A very thin trading session in the currency market tonight exacerbated by the start of a long holiday week-end in Japan and todayâ€™s US Non-Farm payrolls which have been eagerly awaited by traders all week long.
â€¢ Japanese Yen: still mired at 116.50 as Japan out for holiday
â€¢ Euro: Rise capped at 1.4140 as traders await MFP
â€¢ Canadian Dollar: Jobs on tap
â€¢ USD: All eyes on NFP

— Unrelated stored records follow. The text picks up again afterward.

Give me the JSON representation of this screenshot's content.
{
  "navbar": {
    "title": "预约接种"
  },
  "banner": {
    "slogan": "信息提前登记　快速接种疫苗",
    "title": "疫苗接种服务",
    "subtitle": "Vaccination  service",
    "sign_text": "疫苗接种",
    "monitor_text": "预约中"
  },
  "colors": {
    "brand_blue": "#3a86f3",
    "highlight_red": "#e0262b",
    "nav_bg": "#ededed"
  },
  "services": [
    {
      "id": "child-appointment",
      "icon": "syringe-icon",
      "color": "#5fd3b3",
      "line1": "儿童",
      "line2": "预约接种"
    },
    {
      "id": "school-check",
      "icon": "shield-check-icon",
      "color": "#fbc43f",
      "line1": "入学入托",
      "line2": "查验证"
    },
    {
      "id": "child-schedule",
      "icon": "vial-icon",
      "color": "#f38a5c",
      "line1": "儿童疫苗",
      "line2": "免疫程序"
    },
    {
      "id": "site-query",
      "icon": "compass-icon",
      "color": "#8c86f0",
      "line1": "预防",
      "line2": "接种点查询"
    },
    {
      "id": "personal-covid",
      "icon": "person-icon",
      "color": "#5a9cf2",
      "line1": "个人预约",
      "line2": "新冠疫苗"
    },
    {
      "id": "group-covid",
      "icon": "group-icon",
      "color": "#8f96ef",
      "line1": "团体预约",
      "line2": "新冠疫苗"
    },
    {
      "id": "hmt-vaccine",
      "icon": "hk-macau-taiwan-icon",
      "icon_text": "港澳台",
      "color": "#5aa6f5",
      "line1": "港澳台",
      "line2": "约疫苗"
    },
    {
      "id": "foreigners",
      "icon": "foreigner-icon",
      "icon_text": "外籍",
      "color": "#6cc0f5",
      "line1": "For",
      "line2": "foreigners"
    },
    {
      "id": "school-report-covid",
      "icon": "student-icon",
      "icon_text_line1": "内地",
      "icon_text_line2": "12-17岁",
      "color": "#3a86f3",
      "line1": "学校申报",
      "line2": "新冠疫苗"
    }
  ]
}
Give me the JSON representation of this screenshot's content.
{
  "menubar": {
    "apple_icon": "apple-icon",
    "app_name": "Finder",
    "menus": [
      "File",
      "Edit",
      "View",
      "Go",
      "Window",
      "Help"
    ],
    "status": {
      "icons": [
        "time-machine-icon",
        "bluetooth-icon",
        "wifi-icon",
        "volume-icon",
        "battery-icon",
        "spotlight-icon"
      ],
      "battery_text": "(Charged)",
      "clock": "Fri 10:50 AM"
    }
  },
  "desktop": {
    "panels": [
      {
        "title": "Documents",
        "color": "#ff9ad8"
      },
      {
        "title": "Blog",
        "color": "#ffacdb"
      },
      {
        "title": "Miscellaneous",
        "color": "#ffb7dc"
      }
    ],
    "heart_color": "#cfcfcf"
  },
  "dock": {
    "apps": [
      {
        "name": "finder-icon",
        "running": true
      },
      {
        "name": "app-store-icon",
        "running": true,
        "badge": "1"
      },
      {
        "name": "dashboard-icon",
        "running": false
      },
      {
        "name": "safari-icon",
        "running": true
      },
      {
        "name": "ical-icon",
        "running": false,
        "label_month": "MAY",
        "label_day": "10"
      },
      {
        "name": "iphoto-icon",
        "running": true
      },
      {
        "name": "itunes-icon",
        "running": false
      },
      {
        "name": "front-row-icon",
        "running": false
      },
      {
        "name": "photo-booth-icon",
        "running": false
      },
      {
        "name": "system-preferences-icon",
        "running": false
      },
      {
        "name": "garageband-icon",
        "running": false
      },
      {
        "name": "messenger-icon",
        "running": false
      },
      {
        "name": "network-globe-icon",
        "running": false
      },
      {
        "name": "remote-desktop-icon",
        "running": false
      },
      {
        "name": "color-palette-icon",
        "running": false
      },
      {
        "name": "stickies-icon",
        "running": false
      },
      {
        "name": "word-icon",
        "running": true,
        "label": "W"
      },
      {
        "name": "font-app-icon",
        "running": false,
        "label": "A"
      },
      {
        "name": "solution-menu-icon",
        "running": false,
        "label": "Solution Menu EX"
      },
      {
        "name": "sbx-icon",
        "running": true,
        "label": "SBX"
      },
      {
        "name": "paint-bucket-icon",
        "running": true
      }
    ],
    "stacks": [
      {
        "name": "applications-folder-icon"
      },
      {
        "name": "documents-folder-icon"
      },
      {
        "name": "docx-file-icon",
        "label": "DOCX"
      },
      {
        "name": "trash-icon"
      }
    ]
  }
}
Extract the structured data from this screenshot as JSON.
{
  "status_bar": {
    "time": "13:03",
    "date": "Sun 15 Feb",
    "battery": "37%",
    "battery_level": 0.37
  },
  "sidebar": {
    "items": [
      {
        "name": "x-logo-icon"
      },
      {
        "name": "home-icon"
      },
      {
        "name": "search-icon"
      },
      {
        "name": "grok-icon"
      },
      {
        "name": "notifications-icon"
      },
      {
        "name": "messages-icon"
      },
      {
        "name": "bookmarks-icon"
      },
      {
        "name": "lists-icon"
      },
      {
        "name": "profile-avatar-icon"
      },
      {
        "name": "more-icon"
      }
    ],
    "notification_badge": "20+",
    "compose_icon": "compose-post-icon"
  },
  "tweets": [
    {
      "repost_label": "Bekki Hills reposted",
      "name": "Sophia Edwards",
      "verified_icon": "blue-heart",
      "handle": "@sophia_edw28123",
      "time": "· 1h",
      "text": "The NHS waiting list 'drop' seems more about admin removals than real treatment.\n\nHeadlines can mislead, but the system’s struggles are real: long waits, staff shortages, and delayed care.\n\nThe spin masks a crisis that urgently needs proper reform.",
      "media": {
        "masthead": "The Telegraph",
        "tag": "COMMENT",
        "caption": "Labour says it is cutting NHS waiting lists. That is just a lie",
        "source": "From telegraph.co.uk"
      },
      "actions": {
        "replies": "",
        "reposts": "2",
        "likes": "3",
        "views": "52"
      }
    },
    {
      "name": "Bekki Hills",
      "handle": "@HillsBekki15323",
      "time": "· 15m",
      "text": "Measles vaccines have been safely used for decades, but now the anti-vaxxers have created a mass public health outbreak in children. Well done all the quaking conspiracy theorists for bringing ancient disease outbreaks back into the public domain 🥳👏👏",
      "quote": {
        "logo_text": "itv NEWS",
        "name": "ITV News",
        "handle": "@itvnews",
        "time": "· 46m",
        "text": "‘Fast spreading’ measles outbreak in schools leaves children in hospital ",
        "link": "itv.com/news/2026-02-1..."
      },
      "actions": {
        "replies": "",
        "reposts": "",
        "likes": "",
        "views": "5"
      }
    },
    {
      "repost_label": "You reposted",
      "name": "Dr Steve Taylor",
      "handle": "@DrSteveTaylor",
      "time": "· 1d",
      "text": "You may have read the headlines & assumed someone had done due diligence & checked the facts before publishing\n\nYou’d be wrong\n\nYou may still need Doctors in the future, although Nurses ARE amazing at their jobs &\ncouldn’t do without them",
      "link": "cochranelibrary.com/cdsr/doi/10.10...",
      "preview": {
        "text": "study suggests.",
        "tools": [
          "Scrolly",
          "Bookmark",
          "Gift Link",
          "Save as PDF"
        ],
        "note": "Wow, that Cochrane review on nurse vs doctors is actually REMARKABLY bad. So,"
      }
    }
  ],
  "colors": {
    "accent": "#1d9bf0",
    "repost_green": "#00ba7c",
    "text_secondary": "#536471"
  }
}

A very thin trading session in the currency market tonight exacerbated by the start of a long holiday week-end in Japan and todayâ€™s US Non-Farm payrolls which have been eagerly awaited by traders all week long. The dollar staged a mild rebound on Wednesday on the assumption that this monthâ€™s data would show a significant improvement over Augustâ€™s very weak â€“4K reading, but yesterdayâ€™s increase in jobless claims and big decline in US Factory Orders took the starch out of dollar longs.
The employment situation remains the key to dollarâ€™s near term direction. If the NFP prints north of 100K the Fed may hold off on any further rate cuts for the rest of the year and that could spur a drop in the EURUSD back below 1.40. If on the other hand ,the market sees a second consecutive negative reading in jobs another rate cut will be assured and the greenback could easily weaken to 1.45 against the euro. Anywhere in the middle and we will likely see the same standstill conditions that prevailed this week, as traders attempt to gauge the extent of the slowdown in the US economy. For now the bulls and the bears appear to have reached an uneasy truce, as most recent US economic data has been mixed, showing a perceptible contraction in demand, but nowhere near the recession-like numbers that dollar short have been calling for.
Yesterday the euro also received a mild boost from President Trichetâ€™s comments regarding inflation. Unlike the Fed which focuses on core inflation readings (ex-energy and food), the ECB chief made an overt reference to the headline CPI numbers, stating specifically that he expected to see them increase above the 2% rate that the central bank targets. Mr. Trichetâ€™s pointed focus on inflation suggests that he has not abandoned the idea of one more rate hike in this tightening cycle, but under current conditions we continue to doubt that the ECB will make any further moves for the rest of the year, especially if the EZ PMI readings extend their decline in the next few months.
Today also brings not only the US payroll numbers but Canadian employment report as well. With USDCAD trading below parity, currency traders have made a big bet that the resource rich Canadian economy will decouple from the recent US weakness. However, most recent Canadian economic data suggests a slowdown taking place in the Great White North as well. Latest GDP readings missed their mark printing at 0.2% versus 0.4%, while yesterdayâ€™s Ivey PMI employment component indicated that todayâ€™s jobs data may come out on weaker than expected. Given loonieâ€™s grossly overbought status, if the market sees a downside surprise from Canada and an upside result from US, the USDCAD pair could stage a rebound well into next week.